These were all largemouth bass. Or at least they seemed so to my unskilled eye. The extension of the jaw's upper, maxillary, bone to a point behind the fish's eye, and a dark swath running lengthwise along each side (rather than the vertical-stripe pattern typical of smallies) both suggested it.
So where did these “bucketmouths” suddenly come from? Where did the smallies go? How could such a changeover happen so fast? Was this an irreversible trend—perhaps yet another close-to-home sign of global climate change? Had I seen the last of this handsome, valiant breed—the fish that had defined piscine beauty for me a half century ago?
I caught seven little bass in the slough.
But this time I couldn’t tell what they were.
SPLIT THE DIFFERENCE
In the past few years, I’ve once again caught smallies in the slough, but also the occasional largemouth. The difference hasn’t seemed to depend strictly on water level and quality, so I’m still wondering what’s going on.
This summer of 2015 has been an extraordinary one for this part of Minnesota—relatively cool temperatures and plenty of rain. For the first time in memory, my favorite slough has been navigable all summer long—and well into the fall. I’ve been fishing in there seven or eight times, and have delighted in catching lots of smallies, many of them that amazing dark color that so struck me when I was a boy. And good-sized ones at that.
Yesterday, on my latest outing—likely last of the season—I caught seven little bass in the slough. But this time something was quite different. I couldn’t tell what they were. Every single one had some of the characteristics of a smallmouth and others of a largemouth. Some of those traits fell halfway in between.
|Black bass caught and released in St. Croix River, October, 2015|
|Smallmouth and largemouth black bass|
Instead of the maxillary extending back to the middle of the eye’s pupil (smallmouth) or well behind the eye (largemouth), it extended just to the back of the eye. Rather than a compound dorsal fin (smallmouth) or one with a distinct break between the forward, spiny part and the rear, softer part (largemouth), there was something halfway in between.
Instead of vertical stripes and bronze highlights (smallmouth) or a mossy green hue with a dark horizontal stripe (largemouth), these specimens had fairly uniform gray-green coloring with reddish dorsal and anal fins and tail.
If the meanmouth is really here, what does that
say about the health of our beloved St. Croix?
MEET THE MEANMOUTH
So, have I been witness, in the course of just three or four years, to the evolution of a new, hybrid black bass species on the St. Croix?
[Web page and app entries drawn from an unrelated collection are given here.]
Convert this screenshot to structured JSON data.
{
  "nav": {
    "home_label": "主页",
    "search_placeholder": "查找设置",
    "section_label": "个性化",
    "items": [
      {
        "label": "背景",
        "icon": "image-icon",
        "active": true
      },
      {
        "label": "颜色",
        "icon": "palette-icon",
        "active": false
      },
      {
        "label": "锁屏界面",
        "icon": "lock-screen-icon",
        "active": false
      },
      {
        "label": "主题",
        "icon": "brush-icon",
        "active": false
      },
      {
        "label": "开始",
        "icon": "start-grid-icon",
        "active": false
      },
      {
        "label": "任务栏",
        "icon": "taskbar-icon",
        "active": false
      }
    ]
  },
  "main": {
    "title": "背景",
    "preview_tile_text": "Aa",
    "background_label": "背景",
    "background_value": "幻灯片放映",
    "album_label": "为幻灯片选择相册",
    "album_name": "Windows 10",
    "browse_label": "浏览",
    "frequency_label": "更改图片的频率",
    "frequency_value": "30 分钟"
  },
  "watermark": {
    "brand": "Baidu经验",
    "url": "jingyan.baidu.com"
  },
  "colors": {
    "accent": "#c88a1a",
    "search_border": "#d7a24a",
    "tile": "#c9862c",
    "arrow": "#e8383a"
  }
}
This cross has been noticed and documented elsewhere; it’s called the meanmouth*. More commonly considered the offspring of a smallmouth and a spotted bass (Micropterus punctulatus), meanmouths of the small-/largemouth version do exist, though they are thought to be “extremely rare due to the difference in habitat preferred by the respective parents.”**
But that would clearly support the case for meanmouths evolving in the St. Croix, because both habitats are present: clear, cool, flowing smallmouth waters during half the summer; still, murky, warm largemouth waters the rest of the summer. Wouldn’t that be the ideal habitat for a hybrid?
While we St. Croix River aficionados tremble at the thought of an impending invasion of Asian carp—bigheads, silvers or both—here, sneaking in under the radar, comes the meanmouth. Not invasive, nor destructive (that we know of), but of concern nonetheless.
If the meanmouth is really here, what does that say about the health of our beloved St. Croix? I don’t know if the Minnesota and Wisconsin DNRs are aware of these apparent changes in the river's black bass population, but perhaps more observations from other fishermen—preferable some with more ichthyological knowledge than I possess—would help them at least to quantify and track the extent of the changes.
*The origin of the name "meanmouth" is recounted in this quote from In-Fisherman:
“The term “meanmouth bass” was born when Childers observed a school of largemouth-smallmouths attacking a female swimmer. “The bass leaped from the water and struck her on the head and chest,” he wrote, “and drove her from the pond.” On another occasion, he watched meanmouths attack a dog that ventured into shallow water.”